The success of the NHL's instant replay system served as inspiration for the Australian-based National Rugby League to implement their version of a "situation room," billed as the most state-of-the-art video referral technology in Australian sport.
The concept is taken from the NHL's replay system instituted in 2002, which has drawn positive reviews. In March 2006, Sports Illustrated wrote "the NHL does get video review better than any other league." In 2014, Major League Baseball set up a central control room from MLB Advanced Media headquarters in New York, similar to the NHL's situation room in Toronto, to review all replays.
The NHL set the standard for centralized replay and other leagues, most recently the NRL, are following suit.
"One thing that a central location does is it brings consistency to your calls," NHL senior VP of hockey operations Mike Murphy told the Canadian Press in 2014. "So the call you get tonight is probably going to be the same as the call tomorrow night or the next night because it's the same people doing it.
"Well, we've had meetings in here with both the NBA and the NFL. Years ago Major League Baseball did come in here. We've had horse racing come in and look at our place. … We've had a lot of sports. We've had Aussie rugby come in a couple of months ago and look at our setup here."

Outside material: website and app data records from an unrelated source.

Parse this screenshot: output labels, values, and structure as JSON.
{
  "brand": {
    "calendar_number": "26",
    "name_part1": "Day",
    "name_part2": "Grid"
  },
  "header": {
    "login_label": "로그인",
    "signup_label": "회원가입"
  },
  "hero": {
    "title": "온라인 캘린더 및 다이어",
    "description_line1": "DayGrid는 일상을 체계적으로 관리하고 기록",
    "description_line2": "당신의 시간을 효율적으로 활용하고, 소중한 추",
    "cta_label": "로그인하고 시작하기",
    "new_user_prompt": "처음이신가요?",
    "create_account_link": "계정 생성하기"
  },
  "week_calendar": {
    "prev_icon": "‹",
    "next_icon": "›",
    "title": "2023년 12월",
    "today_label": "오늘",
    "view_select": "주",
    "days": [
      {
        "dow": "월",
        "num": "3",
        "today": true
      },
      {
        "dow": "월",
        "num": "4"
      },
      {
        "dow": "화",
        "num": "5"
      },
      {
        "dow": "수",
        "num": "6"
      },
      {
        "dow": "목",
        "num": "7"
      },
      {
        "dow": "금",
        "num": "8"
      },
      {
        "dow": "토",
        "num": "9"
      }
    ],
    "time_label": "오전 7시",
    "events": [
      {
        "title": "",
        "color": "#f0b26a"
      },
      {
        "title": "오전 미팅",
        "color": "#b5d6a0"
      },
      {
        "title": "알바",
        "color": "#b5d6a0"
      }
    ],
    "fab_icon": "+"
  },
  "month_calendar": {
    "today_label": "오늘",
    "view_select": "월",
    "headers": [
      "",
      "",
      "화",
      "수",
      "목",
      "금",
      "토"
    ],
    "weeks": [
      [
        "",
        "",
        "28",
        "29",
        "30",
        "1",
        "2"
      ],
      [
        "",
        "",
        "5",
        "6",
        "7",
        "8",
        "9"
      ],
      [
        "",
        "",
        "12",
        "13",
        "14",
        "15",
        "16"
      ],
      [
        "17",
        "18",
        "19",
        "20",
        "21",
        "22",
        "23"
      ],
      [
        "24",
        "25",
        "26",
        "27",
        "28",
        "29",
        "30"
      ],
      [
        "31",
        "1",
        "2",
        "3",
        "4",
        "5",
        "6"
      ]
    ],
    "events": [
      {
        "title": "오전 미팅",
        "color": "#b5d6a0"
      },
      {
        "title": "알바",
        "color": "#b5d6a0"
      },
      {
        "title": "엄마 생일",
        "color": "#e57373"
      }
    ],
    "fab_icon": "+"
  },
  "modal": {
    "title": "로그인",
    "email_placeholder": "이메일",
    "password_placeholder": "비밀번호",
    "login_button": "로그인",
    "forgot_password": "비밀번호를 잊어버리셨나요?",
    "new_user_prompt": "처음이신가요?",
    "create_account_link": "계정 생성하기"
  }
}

Former IIHF referee Rick Williams and ex-professional goalie David Turik, along with NRL general manager of football operations Nathan McGuirk and current referee Tony Archer, represented the NRL during a visit to the NHL's situation room in November 2013 on a game night. During the meeting, Williams helped assist with the similarities between rugby and ice hockey. McGuirk and Archer were impressed with the NHL's technology and were treated to a game at Prudential Center between the Los Angeles Kings and New Jersey Devils to see how the system works at an actual venue.

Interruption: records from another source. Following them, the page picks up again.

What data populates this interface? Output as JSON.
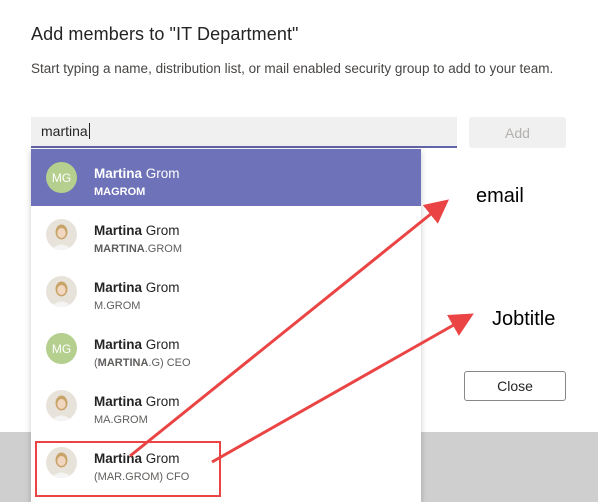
{
  "dialog": {
    "title": "Add members to \"IT Department\"",
    "description": "Start typing a name, distribution list, or mail enabled security group to add to your team.",
    "search_value": "martina",
    "add_label": "Add",
    "close_label": "Close"
  },
  "suggestions": [
    {
      "name_bold": "Martina",
      "name_rest": " Grom",
      "sub_bold": "",
      "sub_parts": [
        "MAGROM"
      ],
      "avatar": "MG",
      "avatar_type": "initials",
      "active": true
    },
    {
      "name_bold": "Martina",
      "name_rest": " Grom",
      "sub_bold": "MARTINA",
      "sub_rest": ".GROM",
      "avatar_type": "photo"
    },
    {
      "name_bold": "Martina",
      "name_rest": " Grom",
      "sub_plain": "M.GROM",
      "avatar_type": "photo"
    },
    {
      "name_bold": "Martina",
      "name_rest": " Grom",
      "sub_pre": "(",
      "sub_bold": "MARTINA",
      "sub_rest": ".G) CEO",
      "avatar": "MG",
      "avatar_type": "initials"
    },
    {
      "name_bold": "Martina",
      "name_rest": " Grom",
      "sub_plain": "MA.GROM",
      "avatar_type": "photo"
    },
    {
      "name_bold": "Martina",
      "name_rest": " Grom",
      "sub_plain": "(MAR.GROM) CFO",
      "avatar_type": "photo"
    }
  ],
  "annotations": {
    "email_label": "email",
    "jobtitle_label": "Jobtitle",
    "arrow_color": "#ea4444"
  }
}
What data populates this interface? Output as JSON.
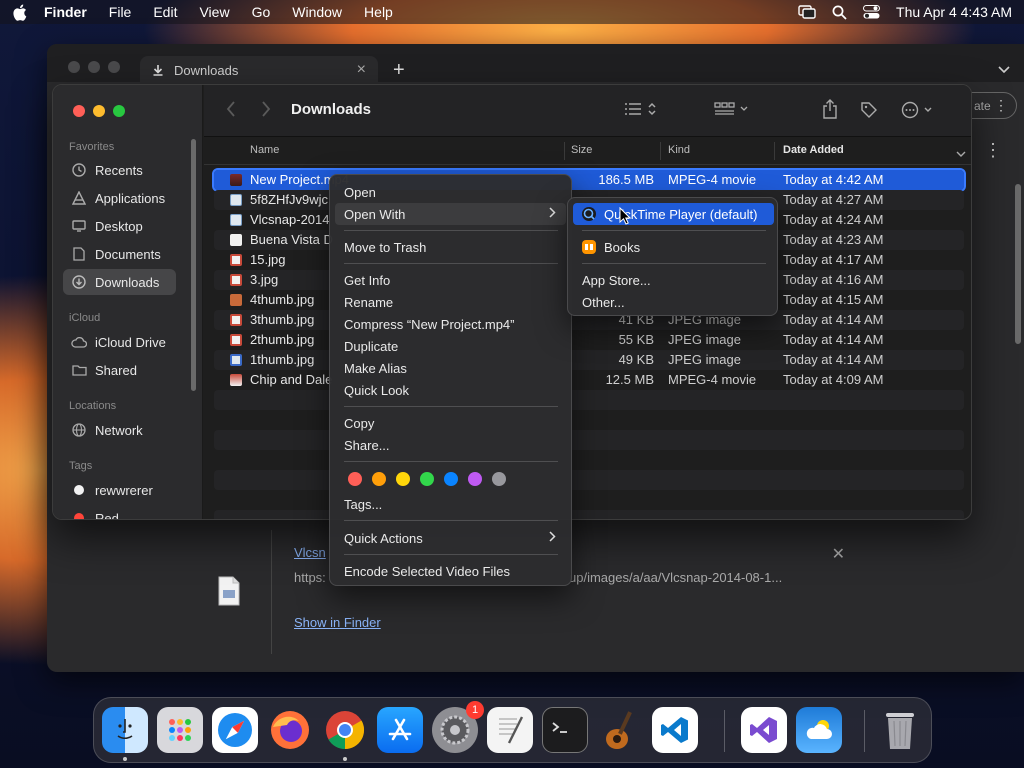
{
  "menubar": {
    "app_name": "Finder",
    "menus": [
      "File",
      "Edit",
      "View",
      "Go",
      "Window",
      "Help"
    ],
    "clock": "Thu Apr 4  4:43 AM"
  },
  "browser": {
    "tab_title": "Downloads",
    "side_pill_label": "ate",
    "download": {
      "file_link": "Vlcsn",
      "url_start": "https:",
      "url_end": "up/images/a/aa/Vlcsnap-2014-08-1...",
      "show_in_finder": "Show in Finder"
    }
  },
  "finder": {
    "title": "Downloads",
    "sidebar": {
      "favorites_label": "Favorites",
      "favorites": [
        "Recents",
        "Applications",
        "Desktop",
        "Documents",
        "Downloads"
      ],
      "icloud_label": "iCloud",
      "icloud": [
        "iCloud Drive",
        "Shared"
      ],
      "locations_label": "Locations",
      "locations": [
        "Network"
      ],
      "tags_label": "Tags",
      "tags": [
        "rewwrerer",
        "Red"
      ]
    },
    "columns": {
      "name": "Name",
      "size": "Size",
      "kind": "Kind",
      "date": "Date Added"
    },
    "files": [
      {
        "name": "New Project.mp4",
        "size": "186.5 MB",
        "kind": "MPEG-4 movie",
        "date": "Today at 4:42 AM"
      },
      {
        "name": "5f8ZHfJv9wjc",
        "size": "",
        "kind": "",
        "date": "Today at 4:27 AM"
      },
      {
        "name": "Vlcsnap-2014",
        "size": "",
        "kind": "",
        "date": "Today at 4:24 AM"
      },
      {
        "name": "Buena Vista D",
        "size": "",
        "kind": "",
        "date": "Today at 4:23 AM"
      },
      {
        "name": "15.jpg",
        "size": "",
        "kind": "",
        "date": "Today at 4:17 AM"
      },
      {
        "name": "3.jpg",
        "size": "",
        "kind": "",
        "date": "Today at 4:16 AM"
      },
      {
        "name": "4thumb.jpg",
        "size": "",
        "kind": "",
        "date": "Today at 4:15 AM"
      },
      {
        "name": "3thumb.jpg",
        "size": "41 KB",
        "kind": "JPEG image",
        "date": "Today at 4:14 AM"
      },
      {
        "name": "2thumb.jpg",
        "size": "55 KB",
        "kind": "JPEG image",
        "date": "Today at 4:14 AM"
      },
      {
        "name": "1thumb.jpg",
        "size": "49 KB",
        "kind": "JPEG image",
        "date": "Today at 4:14 AM"
      },
      {
        "name": "Chip and Dale",
        "size": "12.5 MB",
        "kind": "MPEG-4 movie",
        "date": "Today at 4:09 AM"
      }
    ]
  },
  "context_menu": {
    "open": "Open",
    "open_with": "Open With",
    "move_to_trash": "Move to Trash",
    "get_info": "Get Info",
    "rename": "Rename",
    "compress": "Compress “New Project.mp4”",
    "duplicate": "Duplicate",
    "make_alias": "Make Alias",
    "quick_look": "Quick Look",
    "copy": "Copy",
    "share": "Share...",
    "tags": "Tags...",
    "quick_actions": "Quick Actions",
    "encode": "Encode Selected Video Files",
    "tag_colors": [
      "#ff5f57",
      "#ff9f0a",
      "#ffd60a",
      "#32d74b",
      "#0a84ff",
      "#bf5af2",
      "#98989d"
    ]
  },
  "submenu": {
    "quicktime": "QuickTime Player (default)",
    "books": "Books",
    "app_store": "App Store...",
    "other": "Other..."
  },
  "dock": {
    "settings_badge": "1",
    "apps": [
      "finder-icon",
      "launchpad-icon",
      "safari-icon",
      "firefox-icon",
      "chrome-icon",
      "app-store-icon",
      "system-settings-icon",
      "textedit-icon",
      "terminal-icon",
      "garageband-icon",
      "vscode-icon",
      "visual-studio-icon",
      "weather-icon",
      "trash-icon"
    ]
  },
  "colors": {
    "accent": "#1f5bd8",
    "selection_outline": "#3a7bff"
  }
}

The NRL video room was unveiled for the first round of the NRL Telstra Premiership game between Parramatta and Brisbane on March 3. Officials have access to multiple camera angles and playback control for all reviewable decisions. Touch screen interfaces, zoom functions and split screens are also available to further enhance the process.

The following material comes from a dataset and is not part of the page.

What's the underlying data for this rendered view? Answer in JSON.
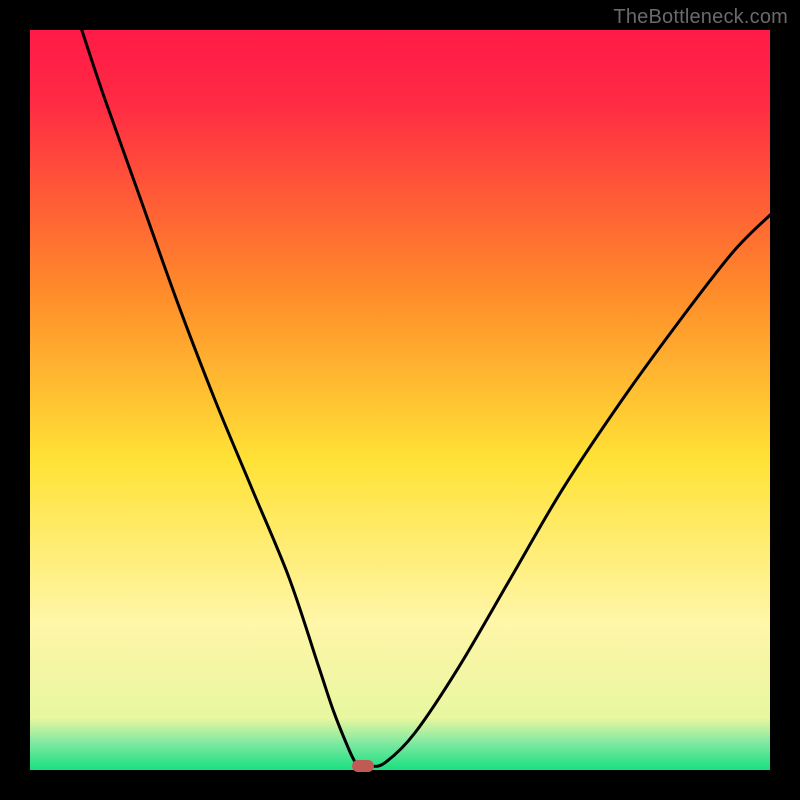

"This is the result of an extraordinary amount of time and effort, through the planning of and then the construction of the most innovative video review system in Australian sport," NRL Head of Football Todd Greenberg said.
The NRL got the ball rolling in 2007 when Williams and Turik introduced the Video Review Room to then-NRL COO Graham Annesley and suggested they speak to the NHL.
"I got hold of Mike Murphy," Williams said. "Mike sent me a PowerPoint on the video review presented to the League's general managers the year prior (2006), which highlighted the effectiveness of the innovative system. David Turik and I presented this to Graham Annesley, who got it right away."
Greenberg is targeting an average of 50-60 seconds for video reviews in the 2016 season. By way of comparison, video referee decisions averaged 77 seconds in 2015.
"It will improve accuracy, efficiency, consistency and transparency," Greenberg said, "and combined with the introduction of the shot clock and a reduction in interchange, will result in a more free-flowing game.
"Make no mistake, this is a game changer; we will control the vision, and we will have access to much improved technology, which means will be able to make informed decisions much quicker than we have done previously. Supporters will also be informed. We will transform the fan experience through live explanations via the broadcast and via our digital and social platforms."